#2 – Albert Einstein
Einstein. When a person’s name and photograph are both literal synonyms for genius, it’s a pretty good sign they’re among the greatest of the greats. But even if Einstein had not become the popular legend which lives on to this day, he’d still tower above the science of physics.
In one year – his annus mirabilis of 1905 – he wrote four papers, any of which would have cemented his reputation in the canon of the great physicists.
The first was an analysis of Brownian motion. If you drop a pollen grain into a glass of water and look very closely with a microscope, you’ll notice that it doesn’t slow to a stop. Instead, it constantly drifts and jiggles around as though being constantly impacted by tiny particles too small to see even in a microscope. Individual atoms, you might guess. And indeed that’s not too great of a leap for us, but in 1905 it wasn’t even certain that atoms existed, much less how they behaved in the statistical aggregate. Poor Boltzmann despaired of getting science to accept his statistical mechanics which wasn’t a lot of use without the reality of atoms, and Einstein was his (unfortunately posthumous) vindication. Einstein developed a formal theory of Brownian motion which more or less put the case to rest.
Now look at your pocket calculator. It might have a little strip of solar cells which power the calculator even if its batteries are dead. This effect is not properly described by Maxwell’s equations alone and remained one of the important open mysteries of physics until Einstein developed the idea that light energy was quantized into discrete pieces called photons. This was one of the precursors leading directly to the development of the dominant idea in modern physics – quantum mechanics. The photon and related concepts have been extended into the entire vast reach of quantum field theory. It’s a little ironic, because Einstein was never really comfortable with quantum mechanics and indeterminism. Interestingly, it was this and not relativity that earned Einstein his Nobel Prize.

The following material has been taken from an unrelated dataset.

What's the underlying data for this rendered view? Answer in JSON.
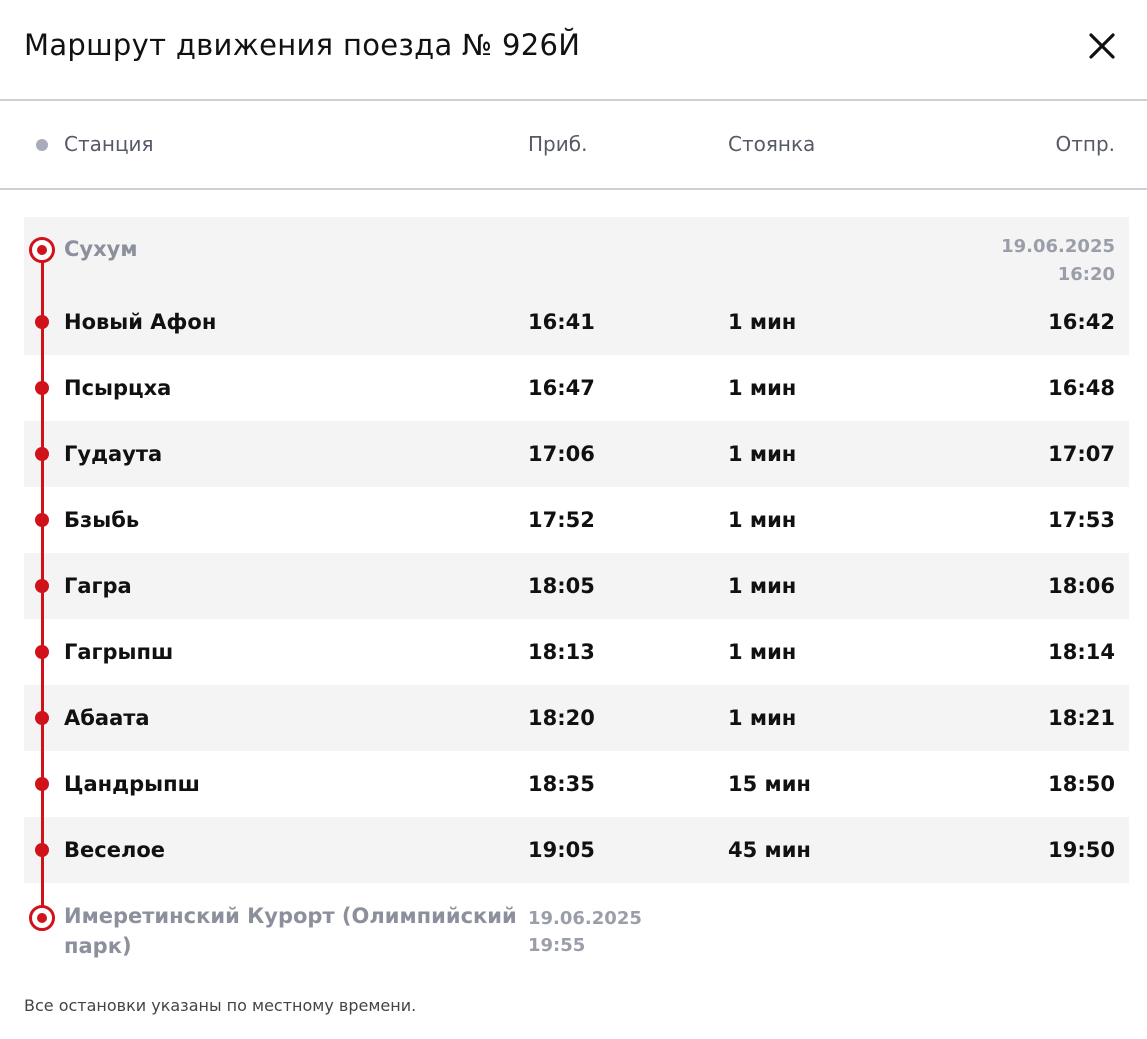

There’s two of four. Most famous today are the other two papers, concerning special relativity and mass-energy equivalence. E = mc2 is the one equation everyone knows even if they don’t know what it means, and Einstein first wrote it as part of his theory. It’s hard to overstate the impact of relativity on physics. Prior to Einstein, physics was viewed as taking place on sort of an abstract invisible absolute Cartesian grid. Naively most of us today still think this way. One of the main clues that there might be a problem was in Maxwell’s equations. They seemed to work regardless of the frame of reference you chose, and experiments in locating an aether for the light to modulate found nothing. Either there was a problem with Maxwell in some very strange and subtle way, or our notions of absolute time and space were wrong. Einstein hypothesized the latter and developed the theory by which transformations between reference frames are governed. The mathematical methodology is not entirely Einstein’s; some of the ground work had already been done by other scientists and mathematicians like Lorentz. This is no way detracts from Einstein’s achievements.

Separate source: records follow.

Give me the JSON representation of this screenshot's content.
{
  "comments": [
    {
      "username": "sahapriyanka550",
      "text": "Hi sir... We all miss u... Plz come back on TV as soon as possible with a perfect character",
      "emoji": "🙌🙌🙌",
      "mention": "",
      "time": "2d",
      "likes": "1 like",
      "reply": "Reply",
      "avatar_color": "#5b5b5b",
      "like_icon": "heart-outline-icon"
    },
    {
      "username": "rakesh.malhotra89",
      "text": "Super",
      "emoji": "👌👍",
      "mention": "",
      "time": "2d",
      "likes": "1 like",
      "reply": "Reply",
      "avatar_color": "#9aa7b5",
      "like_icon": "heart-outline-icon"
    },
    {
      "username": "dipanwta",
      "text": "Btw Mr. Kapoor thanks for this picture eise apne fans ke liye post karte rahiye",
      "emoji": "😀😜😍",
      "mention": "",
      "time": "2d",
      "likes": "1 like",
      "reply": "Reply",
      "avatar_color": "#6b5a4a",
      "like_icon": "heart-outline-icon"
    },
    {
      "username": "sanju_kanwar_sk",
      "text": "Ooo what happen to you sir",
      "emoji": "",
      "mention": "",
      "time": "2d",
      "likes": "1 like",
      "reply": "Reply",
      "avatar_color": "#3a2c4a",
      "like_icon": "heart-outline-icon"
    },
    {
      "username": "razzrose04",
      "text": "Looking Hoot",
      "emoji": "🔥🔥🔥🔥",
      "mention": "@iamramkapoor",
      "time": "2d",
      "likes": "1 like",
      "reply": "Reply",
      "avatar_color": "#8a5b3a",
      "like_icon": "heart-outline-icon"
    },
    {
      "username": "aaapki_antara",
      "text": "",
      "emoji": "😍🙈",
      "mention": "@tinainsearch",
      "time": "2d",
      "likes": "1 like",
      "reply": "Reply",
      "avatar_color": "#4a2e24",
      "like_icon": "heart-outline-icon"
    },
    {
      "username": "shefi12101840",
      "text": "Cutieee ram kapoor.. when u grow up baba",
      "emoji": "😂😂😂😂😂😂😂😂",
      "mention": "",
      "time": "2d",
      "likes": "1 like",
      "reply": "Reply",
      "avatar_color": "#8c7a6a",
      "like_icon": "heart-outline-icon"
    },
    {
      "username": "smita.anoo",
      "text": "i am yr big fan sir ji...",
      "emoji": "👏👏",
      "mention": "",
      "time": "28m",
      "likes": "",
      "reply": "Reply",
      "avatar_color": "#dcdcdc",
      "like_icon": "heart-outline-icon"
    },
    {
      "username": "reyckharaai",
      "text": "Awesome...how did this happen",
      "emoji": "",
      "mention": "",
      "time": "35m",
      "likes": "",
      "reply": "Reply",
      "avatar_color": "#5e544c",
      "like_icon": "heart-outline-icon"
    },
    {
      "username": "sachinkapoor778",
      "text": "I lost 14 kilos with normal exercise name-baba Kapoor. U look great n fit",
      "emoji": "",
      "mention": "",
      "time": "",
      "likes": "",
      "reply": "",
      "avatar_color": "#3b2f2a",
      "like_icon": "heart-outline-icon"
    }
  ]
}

And Einstein was no mathematical slouch. Once he published the special theory of relativity, the race was on to figure out how to use relativity to describe the effects of gravity. Einstein’s main competitor was none other than the absolutely brilliant mathematician David Hilbert, whose own stature might well put him on my top 10 mathematicians list (if I ever write one). Einstein succeeded (with help from Hilbert – it’s a long and somewhat controversial story), and in 1915 presented his general theory of relativity. It represents the entirely of our knowledge of gravity, with further theories remaining entirely speculative and untested.

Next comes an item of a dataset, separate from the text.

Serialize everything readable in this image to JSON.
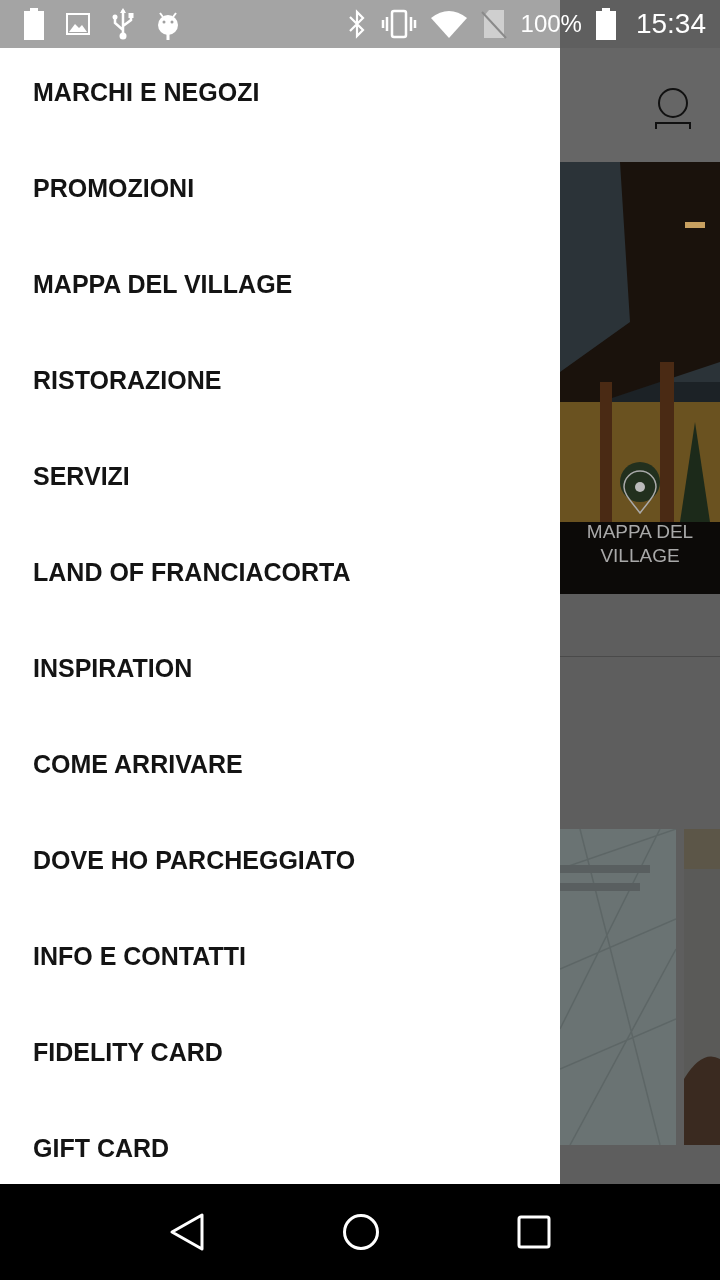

Einstein left his mark in numerous other less well known branches of physics, from the heat capacity of solids to the statistics of bosons.
I have here just given a brief overview of his scientific work and neglected his personal biography entirely. His life outside of science is also of great interest – a probably apocryphal statement attributed to him boasts of surviving “two wives, two wars, and Hitler”. He died in 1955 and his ashes were scattered.
If I were to suggest just two books about this great man, I think I’d recommend Einstein: His Life and Universe by Walter Isaacson, and Relativity: The Special and the General Theory by Einstein himself as a very lucid and nonmathematical layman’s explanation of his most famous theory.
The list so far (click the category name for links):
Not-strictly-physicist honorable mentions: